„Values to Guide Economies” was the motto of this year’s meeting of some 450 leaders from business, politics, academia, media and other civil society organsiations. The first day of the symposium got underway with a study presentation moderated by the Chairman of the Bertelsmann Stiftung, Aart De Geus. The BSt study on the Sustainable Development Goals was presented in the plenary session by Christian Kroll. In the subsequent panel discussion, Peter Bakker, President of the World Business Council for Sustainable Development, and Barbara Unmüßig, President of the Heinrich Böll Stiftung, appraised the Bertelsmann Stiftung’s work as highly valuable in that it drew needed attention to the new UN objectives. They called on stakeholders within civil society, in particular foundations and researchers, to remind heads of government to adhere to the declaration signed in New York over the next fifteen years and to develop viable solutions modeled on those of the trailblazers identified in the BSt study.

In a session on the second day, experts invited by the Bertelsmann Stiftung addressed the question “Equality and Growth in Europe: From Antagonism to Symbiosis?”. Daniel Schraad-Tischler’s study “Social Justice in the EU 2015,” which is due to be published shortly, served as the basis for this discussion of the tension between growth and equality. Here, Aart De Geus debated with London School of Economics professor Sir John Hills, HSH Nordbank’s Supervisory Board chair Thomas Mirow, and Prof. Frank Vandenbroucke, former Belgian foreign and employment minister. The exchange made it clear that fighting inequality is not only of moral value, but can also be a positive economic factor. Above all, however, it stressed that growing inequality diminishes opportunities for participation in society, thus impeding upward mobility among disadvantaged children and youth.

The third day of the symposium featured a session on the subject of mega-regional trade agreements and their economic and political effects on the international trade system. The Global Economic Dynamics project organized the discussion, in which former WTO head Pascal Lamy, Prof. Bernhard Hoekmann of the European University Institute in Florence, WTI director Prof. Joseph Francois, journalist Petra Pinzler of Die Zeit, and our colleague Andreas Esche, director of the program Shaping Sustainable Economies, all took part.

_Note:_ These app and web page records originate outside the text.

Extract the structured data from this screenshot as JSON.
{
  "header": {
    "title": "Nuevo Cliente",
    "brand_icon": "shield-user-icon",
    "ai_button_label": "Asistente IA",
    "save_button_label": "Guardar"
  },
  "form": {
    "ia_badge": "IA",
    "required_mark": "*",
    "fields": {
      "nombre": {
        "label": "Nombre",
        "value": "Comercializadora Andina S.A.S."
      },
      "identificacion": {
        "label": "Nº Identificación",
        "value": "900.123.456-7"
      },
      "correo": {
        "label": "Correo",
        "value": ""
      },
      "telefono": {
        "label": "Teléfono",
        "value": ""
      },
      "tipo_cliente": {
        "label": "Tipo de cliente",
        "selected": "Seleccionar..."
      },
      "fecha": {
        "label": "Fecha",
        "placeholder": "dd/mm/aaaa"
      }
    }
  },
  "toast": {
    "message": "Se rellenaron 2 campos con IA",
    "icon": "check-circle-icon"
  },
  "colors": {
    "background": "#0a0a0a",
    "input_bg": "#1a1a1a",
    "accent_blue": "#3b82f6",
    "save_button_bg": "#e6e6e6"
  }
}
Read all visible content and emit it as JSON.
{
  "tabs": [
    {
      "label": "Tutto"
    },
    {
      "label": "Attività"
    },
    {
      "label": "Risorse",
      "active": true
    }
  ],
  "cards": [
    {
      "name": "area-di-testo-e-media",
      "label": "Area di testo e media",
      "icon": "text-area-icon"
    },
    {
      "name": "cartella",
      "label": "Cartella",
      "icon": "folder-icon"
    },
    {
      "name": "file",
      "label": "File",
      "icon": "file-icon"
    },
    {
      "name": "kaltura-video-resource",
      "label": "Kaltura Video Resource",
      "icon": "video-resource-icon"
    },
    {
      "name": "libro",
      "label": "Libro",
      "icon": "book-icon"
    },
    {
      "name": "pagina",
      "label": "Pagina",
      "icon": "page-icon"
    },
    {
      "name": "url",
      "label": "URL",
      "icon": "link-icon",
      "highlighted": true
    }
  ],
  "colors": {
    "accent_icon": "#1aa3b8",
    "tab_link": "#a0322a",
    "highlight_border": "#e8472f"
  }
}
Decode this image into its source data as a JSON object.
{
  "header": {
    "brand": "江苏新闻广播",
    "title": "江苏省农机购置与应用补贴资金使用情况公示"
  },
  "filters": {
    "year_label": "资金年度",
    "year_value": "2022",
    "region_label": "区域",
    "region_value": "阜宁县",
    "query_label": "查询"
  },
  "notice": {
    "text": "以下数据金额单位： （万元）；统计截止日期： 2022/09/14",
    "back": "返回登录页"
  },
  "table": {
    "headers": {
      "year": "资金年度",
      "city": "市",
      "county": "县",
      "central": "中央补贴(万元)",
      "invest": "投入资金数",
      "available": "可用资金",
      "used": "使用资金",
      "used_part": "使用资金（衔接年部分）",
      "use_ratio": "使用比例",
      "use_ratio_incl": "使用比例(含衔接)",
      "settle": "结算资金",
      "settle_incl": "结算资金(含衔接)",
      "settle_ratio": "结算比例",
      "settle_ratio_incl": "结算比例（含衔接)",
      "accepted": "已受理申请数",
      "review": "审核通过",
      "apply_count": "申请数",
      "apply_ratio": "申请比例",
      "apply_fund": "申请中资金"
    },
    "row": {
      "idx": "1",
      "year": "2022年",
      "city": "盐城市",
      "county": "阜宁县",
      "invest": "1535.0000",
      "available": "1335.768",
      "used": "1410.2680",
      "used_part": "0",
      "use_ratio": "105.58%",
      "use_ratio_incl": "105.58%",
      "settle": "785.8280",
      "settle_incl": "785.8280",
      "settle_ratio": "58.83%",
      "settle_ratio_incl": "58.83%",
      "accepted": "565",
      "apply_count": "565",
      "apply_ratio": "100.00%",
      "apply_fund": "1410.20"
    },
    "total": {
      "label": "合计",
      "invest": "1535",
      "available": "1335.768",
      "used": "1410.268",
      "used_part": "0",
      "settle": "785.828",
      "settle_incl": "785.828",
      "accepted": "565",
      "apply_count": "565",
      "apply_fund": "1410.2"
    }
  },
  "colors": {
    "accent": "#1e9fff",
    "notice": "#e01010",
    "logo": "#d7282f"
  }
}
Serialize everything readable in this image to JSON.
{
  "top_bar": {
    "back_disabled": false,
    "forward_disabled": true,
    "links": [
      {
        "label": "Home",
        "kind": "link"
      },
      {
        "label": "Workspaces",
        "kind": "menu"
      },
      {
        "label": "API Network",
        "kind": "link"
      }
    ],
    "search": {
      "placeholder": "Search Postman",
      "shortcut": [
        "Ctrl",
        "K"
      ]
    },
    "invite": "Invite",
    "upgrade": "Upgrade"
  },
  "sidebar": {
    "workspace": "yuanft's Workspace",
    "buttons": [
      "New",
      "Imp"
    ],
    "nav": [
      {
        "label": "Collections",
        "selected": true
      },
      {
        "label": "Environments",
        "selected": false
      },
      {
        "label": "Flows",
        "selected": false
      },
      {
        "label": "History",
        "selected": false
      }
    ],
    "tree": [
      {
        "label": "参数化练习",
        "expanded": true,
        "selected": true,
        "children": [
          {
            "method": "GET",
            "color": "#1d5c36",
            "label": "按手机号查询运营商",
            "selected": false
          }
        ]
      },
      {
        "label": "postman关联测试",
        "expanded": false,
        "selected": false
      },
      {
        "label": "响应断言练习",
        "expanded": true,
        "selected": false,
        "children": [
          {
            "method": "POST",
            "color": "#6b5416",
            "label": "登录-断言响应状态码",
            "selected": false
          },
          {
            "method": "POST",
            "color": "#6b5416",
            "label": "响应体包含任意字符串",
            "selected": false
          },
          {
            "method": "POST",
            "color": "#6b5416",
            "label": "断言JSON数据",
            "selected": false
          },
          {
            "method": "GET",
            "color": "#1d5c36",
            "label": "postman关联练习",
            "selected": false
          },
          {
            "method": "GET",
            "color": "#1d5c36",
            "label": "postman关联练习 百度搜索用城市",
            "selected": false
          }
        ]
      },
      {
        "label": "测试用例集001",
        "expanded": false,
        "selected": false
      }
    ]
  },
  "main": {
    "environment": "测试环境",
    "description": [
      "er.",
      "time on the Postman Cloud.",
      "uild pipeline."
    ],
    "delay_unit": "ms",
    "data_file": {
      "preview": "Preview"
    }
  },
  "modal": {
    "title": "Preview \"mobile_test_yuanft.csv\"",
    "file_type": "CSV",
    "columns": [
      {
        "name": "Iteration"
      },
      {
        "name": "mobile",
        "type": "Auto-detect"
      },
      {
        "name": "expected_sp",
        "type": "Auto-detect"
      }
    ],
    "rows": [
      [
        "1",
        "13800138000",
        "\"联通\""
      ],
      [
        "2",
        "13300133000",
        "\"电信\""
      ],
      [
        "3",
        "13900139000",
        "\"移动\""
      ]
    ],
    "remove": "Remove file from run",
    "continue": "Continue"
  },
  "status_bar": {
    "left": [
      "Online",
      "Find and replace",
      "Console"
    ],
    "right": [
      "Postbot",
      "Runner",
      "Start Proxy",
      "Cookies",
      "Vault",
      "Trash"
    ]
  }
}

The debate revolved around the question of how modern free trade and the associated agreements focusing in particular on nontariff areas should be bilaterally and multilaterally organized and communicated.

Contact: Stefan Empter, Andreas Esche